Many of the best of them are doing it remarkably well in the form of books.

The problem for newspapers is how to make money doing what they are good at doing. In my opinion, aggregating readers to sell to an advertiser is not going to work going forward.

But given the global mass market for meaning and the new newspaper edition technology, it's hard to believe that some smart people aren't already figuring this out.

3:14 PM  
Anonymous Anonymous said...

Walter Cronkite and the NYT got it "very wrong" on Vietnam? Please back up that statement with facts.

5:56 AM  
Blogger Michael Josefowicz said...

Dear Anonymous,
That's a fair request. But since this is not part of my day job, perhaps the following will suffice.
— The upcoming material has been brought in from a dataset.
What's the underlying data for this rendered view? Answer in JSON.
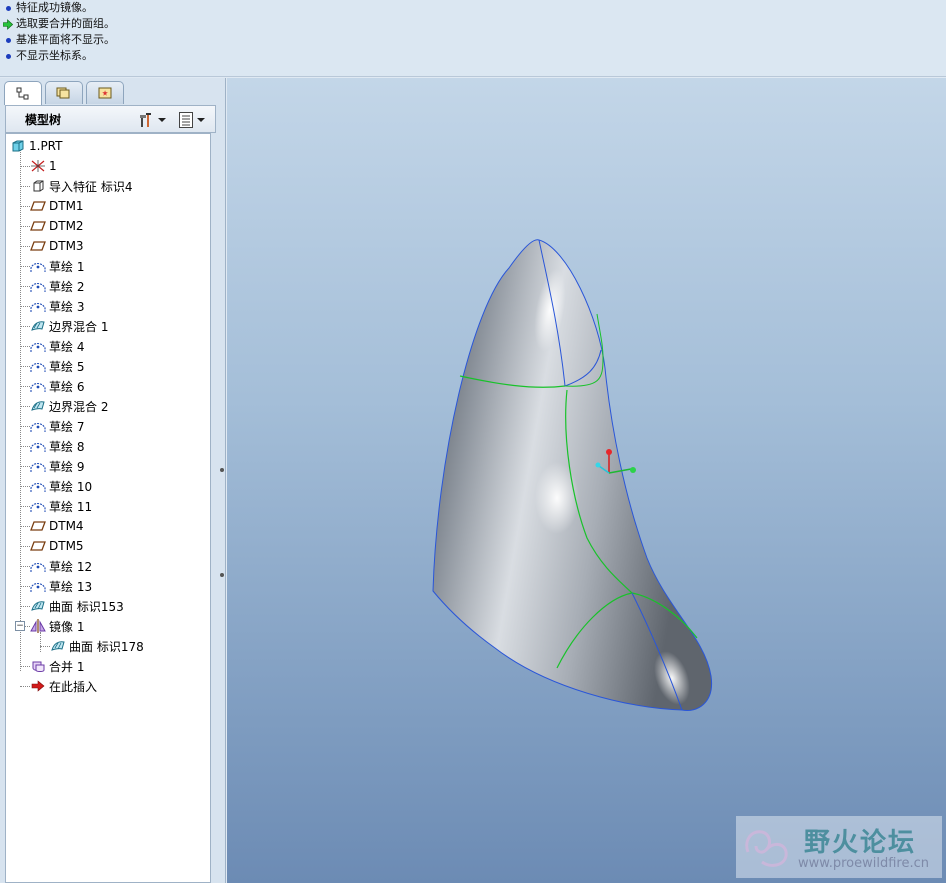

It seems fair to say that in retrospect the gains to the US from the War in Vietnam were not worth the investment in lives, disruption and money. I haven't read McNamara's memoirs, but based on TV interviews that seems to be his view.

One event that might be useful to focus on is the Gulf of Tonkin resolution.
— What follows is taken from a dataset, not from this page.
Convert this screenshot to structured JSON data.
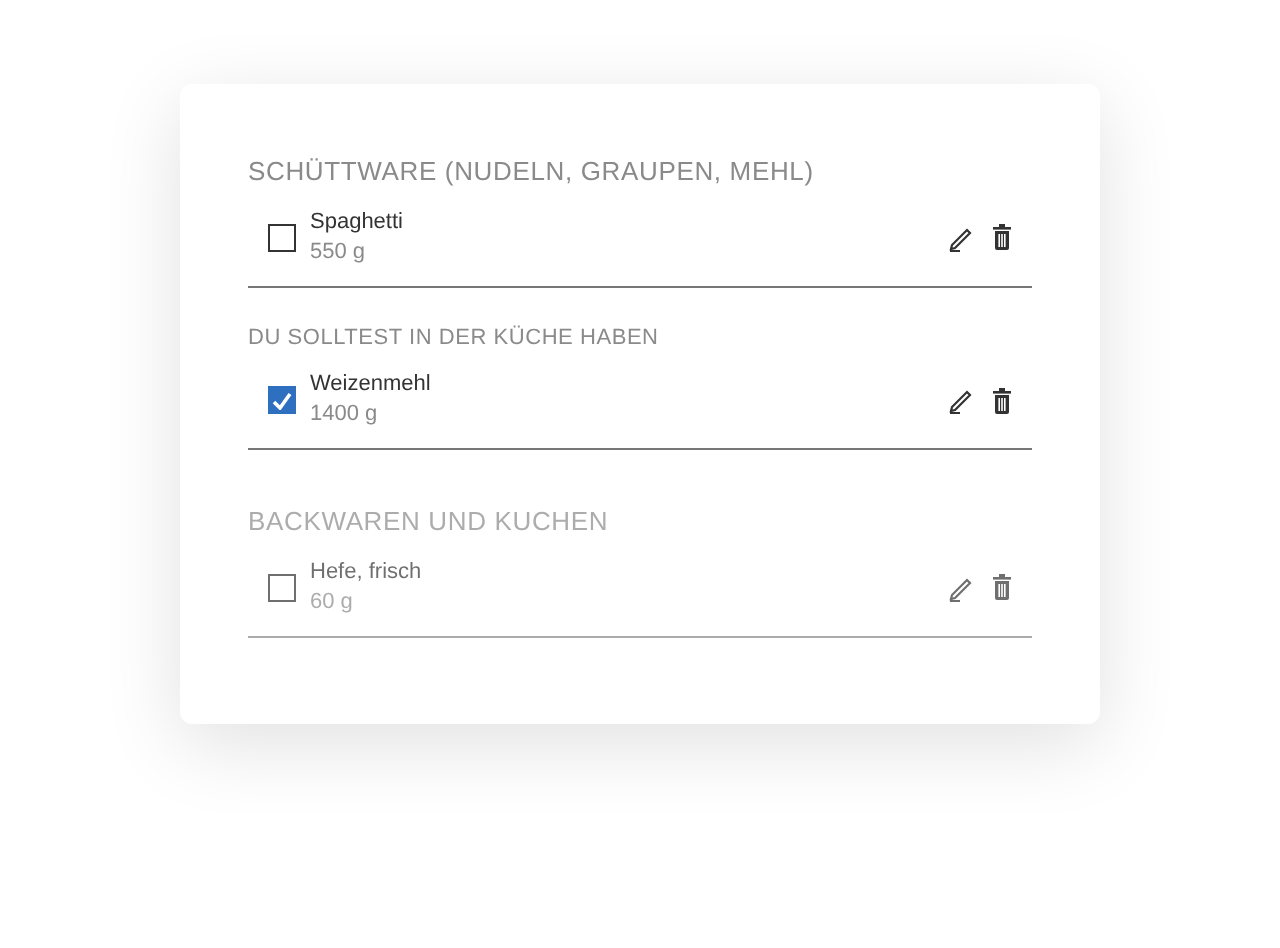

Wikipedia says,
The Gulf of Tonkin Resolution was a joint resolution of the U.S. Congress passed in August 1964 in direct response to a minor naval engagement known as the Gulf of Tonkin Incident. It is of historical significance because it gave U.S. President Lyndon B. Johnson authorization, without a formal declaration of war by Congress, for the use of military force in Southeast Asia. The Johnson administration subsequently cited the resolution as legal authority for its rapid escalation of U.S. military involvement in the Vietnam conflict.
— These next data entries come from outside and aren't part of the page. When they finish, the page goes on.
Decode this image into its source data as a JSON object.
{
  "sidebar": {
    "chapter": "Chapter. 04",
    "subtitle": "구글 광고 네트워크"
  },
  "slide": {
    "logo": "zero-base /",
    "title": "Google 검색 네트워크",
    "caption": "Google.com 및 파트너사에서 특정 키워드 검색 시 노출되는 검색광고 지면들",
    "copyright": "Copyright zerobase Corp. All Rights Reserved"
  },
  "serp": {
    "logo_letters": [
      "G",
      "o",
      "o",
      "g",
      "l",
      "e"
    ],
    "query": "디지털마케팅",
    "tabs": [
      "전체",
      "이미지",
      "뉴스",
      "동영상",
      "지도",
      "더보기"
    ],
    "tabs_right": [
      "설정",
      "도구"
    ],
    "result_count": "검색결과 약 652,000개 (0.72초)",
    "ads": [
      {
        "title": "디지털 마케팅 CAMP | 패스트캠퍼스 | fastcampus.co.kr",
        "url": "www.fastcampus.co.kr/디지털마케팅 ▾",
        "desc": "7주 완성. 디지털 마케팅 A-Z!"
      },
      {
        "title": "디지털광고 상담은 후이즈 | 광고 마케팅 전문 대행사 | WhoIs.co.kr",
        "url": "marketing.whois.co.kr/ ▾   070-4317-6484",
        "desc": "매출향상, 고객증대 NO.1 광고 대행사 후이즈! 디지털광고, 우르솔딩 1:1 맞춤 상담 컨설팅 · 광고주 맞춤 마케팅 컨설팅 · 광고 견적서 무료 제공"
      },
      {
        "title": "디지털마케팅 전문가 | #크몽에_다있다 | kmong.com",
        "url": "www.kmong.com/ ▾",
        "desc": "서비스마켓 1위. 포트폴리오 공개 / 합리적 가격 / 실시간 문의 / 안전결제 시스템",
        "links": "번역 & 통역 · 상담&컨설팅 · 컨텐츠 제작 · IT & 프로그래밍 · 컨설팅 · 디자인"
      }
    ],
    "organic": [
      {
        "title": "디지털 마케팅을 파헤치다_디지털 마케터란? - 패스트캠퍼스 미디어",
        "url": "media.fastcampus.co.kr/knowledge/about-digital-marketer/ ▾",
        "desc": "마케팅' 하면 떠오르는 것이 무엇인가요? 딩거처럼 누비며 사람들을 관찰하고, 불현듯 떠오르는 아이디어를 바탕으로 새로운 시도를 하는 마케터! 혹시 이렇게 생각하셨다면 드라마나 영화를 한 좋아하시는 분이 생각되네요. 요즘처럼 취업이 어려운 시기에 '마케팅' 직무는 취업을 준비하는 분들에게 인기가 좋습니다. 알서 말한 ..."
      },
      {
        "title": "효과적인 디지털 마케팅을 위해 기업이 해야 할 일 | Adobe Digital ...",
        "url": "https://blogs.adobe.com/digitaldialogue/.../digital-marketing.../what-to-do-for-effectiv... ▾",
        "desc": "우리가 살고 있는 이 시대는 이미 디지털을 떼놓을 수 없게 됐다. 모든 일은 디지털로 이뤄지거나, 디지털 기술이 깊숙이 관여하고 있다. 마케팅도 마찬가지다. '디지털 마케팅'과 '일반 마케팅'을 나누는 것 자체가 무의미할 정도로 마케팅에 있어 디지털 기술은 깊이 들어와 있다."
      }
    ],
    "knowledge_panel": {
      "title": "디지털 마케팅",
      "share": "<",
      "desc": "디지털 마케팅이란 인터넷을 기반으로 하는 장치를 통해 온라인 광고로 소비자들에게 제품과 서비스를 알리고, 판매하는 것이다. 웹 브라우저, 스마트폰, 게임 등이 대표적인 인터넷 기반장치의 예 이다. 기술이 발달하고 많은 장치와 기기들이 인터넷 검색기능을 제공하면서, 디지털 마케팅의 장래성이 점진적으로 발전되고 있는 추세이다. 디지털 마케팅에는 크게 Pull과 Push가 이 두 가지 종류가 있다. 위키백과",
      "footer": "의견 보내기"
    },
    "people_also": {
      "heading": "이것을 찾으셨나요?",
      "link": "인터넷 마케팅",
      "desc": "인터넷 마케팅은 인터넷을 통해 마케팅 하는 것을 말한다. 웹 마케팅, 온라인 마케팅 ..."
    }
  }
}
In retrospect, I think it's fair to say the vote set a dangerous precedent and was not what President Johnson said it was at the time.

It would have been neat if the NYT could have put the vote in that context at the time.

If you search the NYT archives for the those dates, the stories didn't seem to get it right. ( I didn't want to pay to get full texts so I'm only going by the free three line summaries and the dates)

Unfortunately, Walter's videos are not on YouTube, so it's impossible to go through the same exercise. But based on my memory, it wasn't until about 1967 that the conventional wisdom started to change about Vietnam.

From my point of view, the job of a great newspaper of record, albeit very difficult, is to give the right context fast enough so that citizens can do something about it.

The fact that they got it very wrong on Iraq may just be more of the same.

3:01 PM  
Anonymous Anonymous said...

I find a complete lack of sympathy with an owner using a leveraged buyout to aquire an asset,finding that having no actual equity in an item of decreasing value and relevance is a painful situation. Tough having to repay loans eh? Just ask joe average how he feels about banks & credit card companies raising interest rates just because they can. How is it that an alleged smart person can borrow and not look at profit loss statements and a decades long trend of decreasing circulation & add revenue and think lets pay the maximum entirely on borrowed capitol. Stupid is as stupid does. Enjoy the ride idiots.

3:28 PM  

Post a Comment

<< Home